**EXERCISE OBJECTIVE**
Every entry below should be returned exactly as it appears, with pictures left out.

____ RECORDS

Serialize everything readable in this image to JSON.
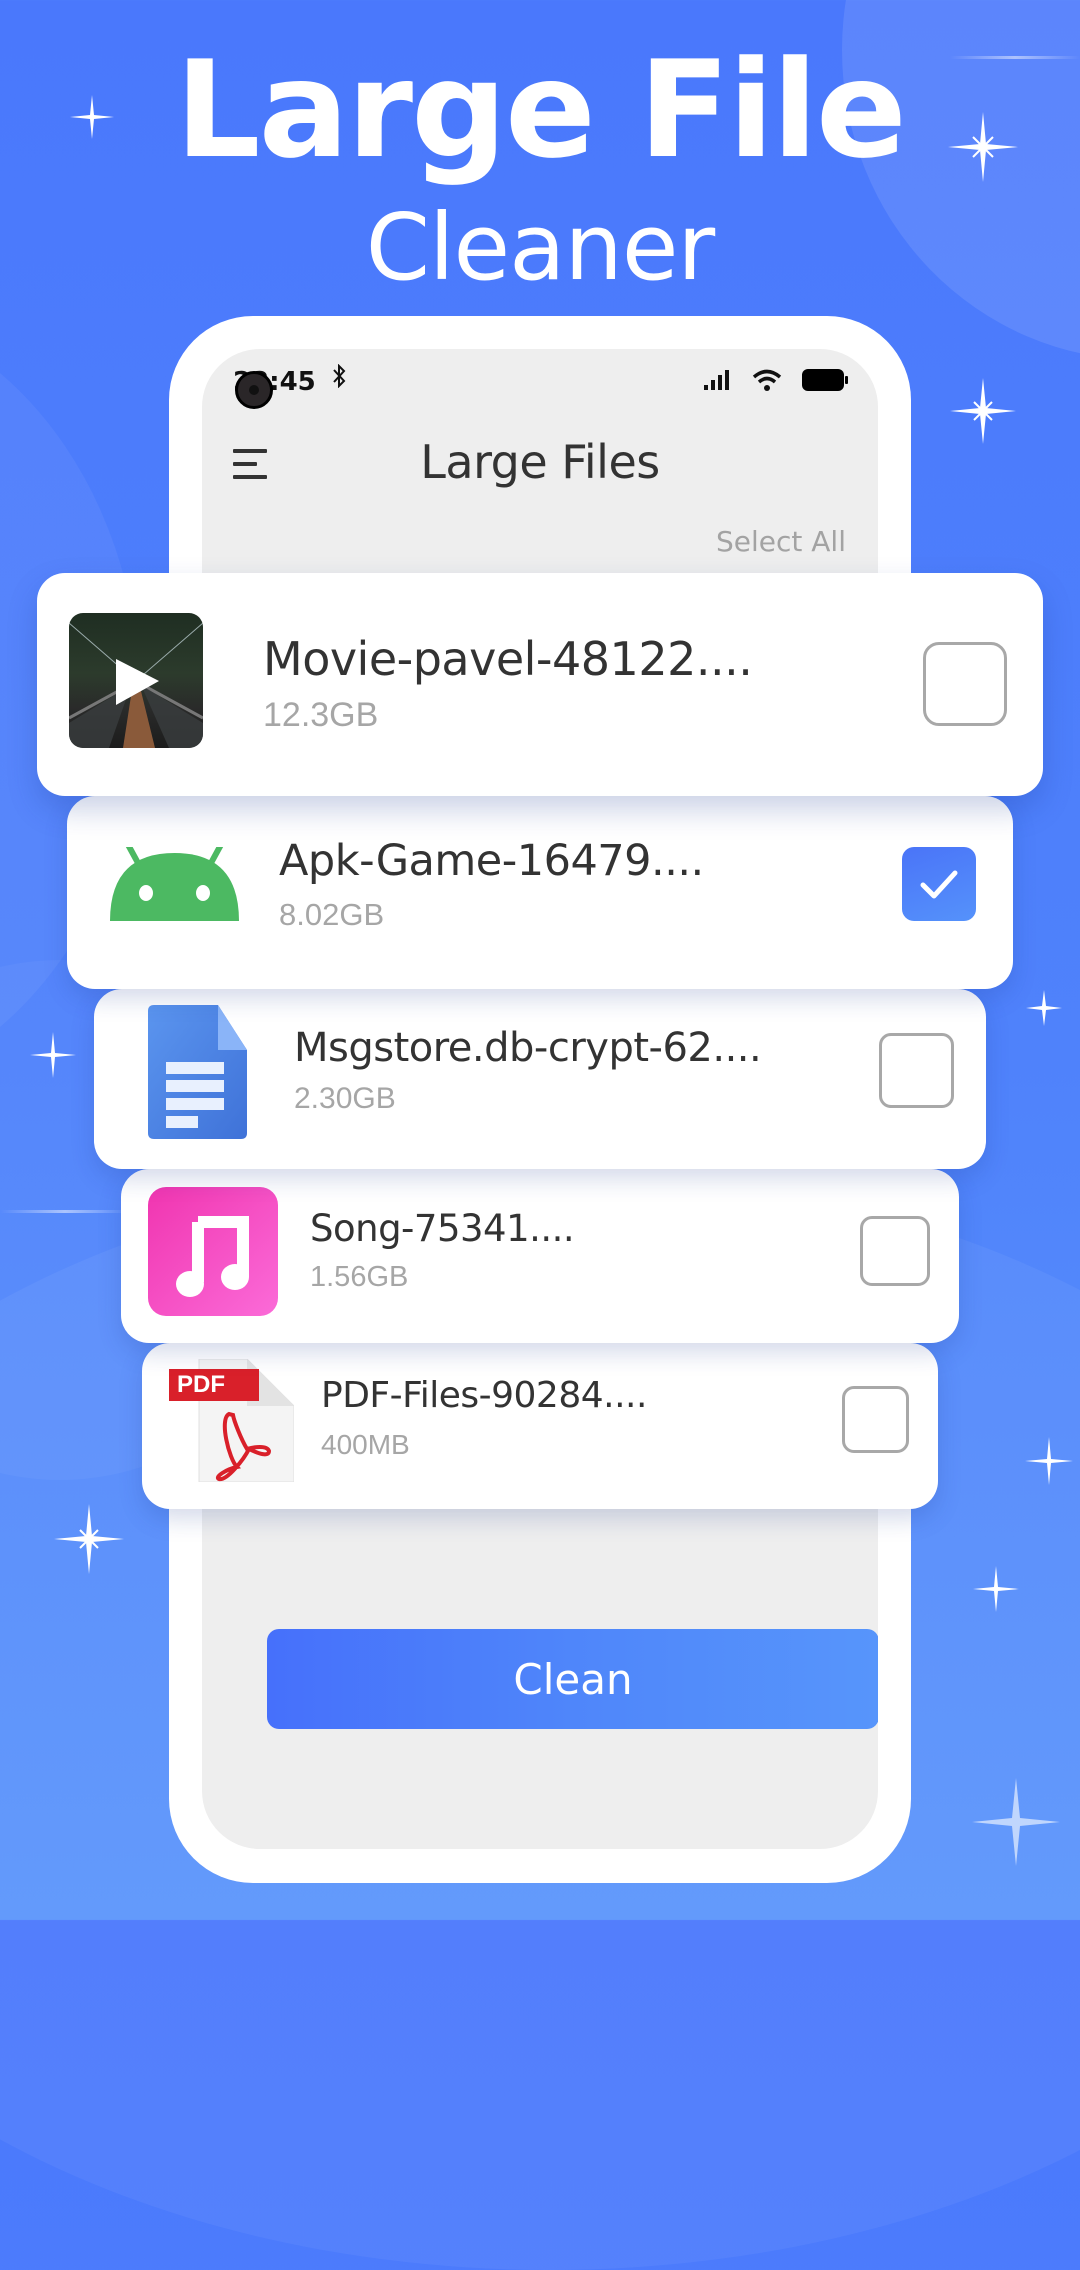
{
  "promo": {
    "title_line1": "Large File",
    "title_line2": "Cleaner"
  },
  "status_bar": {
    "time": "22:45",
    "bluetooth_icon": "bluetooth-icon",
    "signal_icon": "signal-icon",
    "wifi_icon": "wifi-icon",
    "battery_icon": "battery-icon"
  },
  "app_bar": {
    "menu_icon": "menu-icon",
    "title": "Large Files",
    "select_all_label": "Select All"
  },
  "files": [
    {
      "name": "Movie-pavel-48122....",
      "size": "12.3GB",
      "type": "video",
      "icon": "video-thumbnail-icon",
      "checked": false
    },
    {
      "name": "Apk-Game-16479....",
      "size": "8.02GB",
      "type": "apk",
      "icon": "android-icon",
      "checked": true
    },
    {
      "name": "Msgstore.db-crypt-62....",
      "size": "2.30GB",
      "type": "document",
      "icon": "document-icon",
      "checked": false
    },
    {
      "name": "Song-75341....",
      "size": "1.56GB",
      "type": "audio",
      "icon": "music-icon",
      "checked": false
    },
    {
      "name": "PDF-Files-90284....",
      "size": "400MB",
      "type": "pdf",
      "icon": "pdf-icon",
      "pdf_badge": "PDF",
      "checked": false
    }
  ],
  "actions": {
    "clean_label": "Clean"
  },
  "colors": {
    "background": "#4a78fc",
    "accent": "#4a74f8",
    "screen": "#eeeeee",
    "android_green": "#4cb962",
    "music_pink": "#f040b8",
    "pdf_red": "#d9202a",
    "doc_blue": "#4a86e8"
  }
}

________

**SOLUTION TO THIS TASK**
Serialize everything readable in this image to JSON.
{
  "promo": {
    "title_line1": "Large File",
    "title_line2": "Cleaner"
  },
  "status_bar": {
    "time": "22:45",
    "bluetooth_icon": "bluetooth-icon",
    "signal_icon": "signal-icon",
    "wifi_icon": "wifi-icon",
    "battery_icon": "battery-icon"
  },
  "app_bar": {
    "menu_icon": "menu-icon",
    "title": "Large Files",
    "select_all_label": "Select All"
  },
  "files": [
    {
      "name": "Movie-pavel-48122....",
      "size": "12.3GB",
      "type": "video",
      "icon": "video-thumbnail-icon",
      "checked": false
    },
    {
      "name": "Apk-Game-16479....",
      "size": "8.02GB",
      "type": "apk",
      "icon": "android-icon",
      "checked": true
    },
    {
      "name": "Msgstore.db-crypt-62....",
      "size": "2.30GB",
      "type": "document",
      "icon": "document-icon",
      "checked": false
    },
    {
      "name": "Song-75341....",
      "size": "1.56GB",
      "type": "audio",
      "icon": "music-icon",
      "checked": false
    },
    {
      "name": "PDF-Files-90284....",
      "size": "400MB",
      "type": "pdf",
      "icon": "pdf-icon",
      "pdf_badge": "PDF",
      "checked": false
    }
  ],
  "actions": {
    "clean_label": "Clean"
  },
  "colors": {
    "background": "#4a78fc",
    "accent": "#4a74f8",
    "screen": "#eeeeee",
    "android_green": "#4cb962",
    "music_pink": "#f040b8",
    "pdf_red": "#d9202a",
    "doc_blue": "#4a86e8"
  }
}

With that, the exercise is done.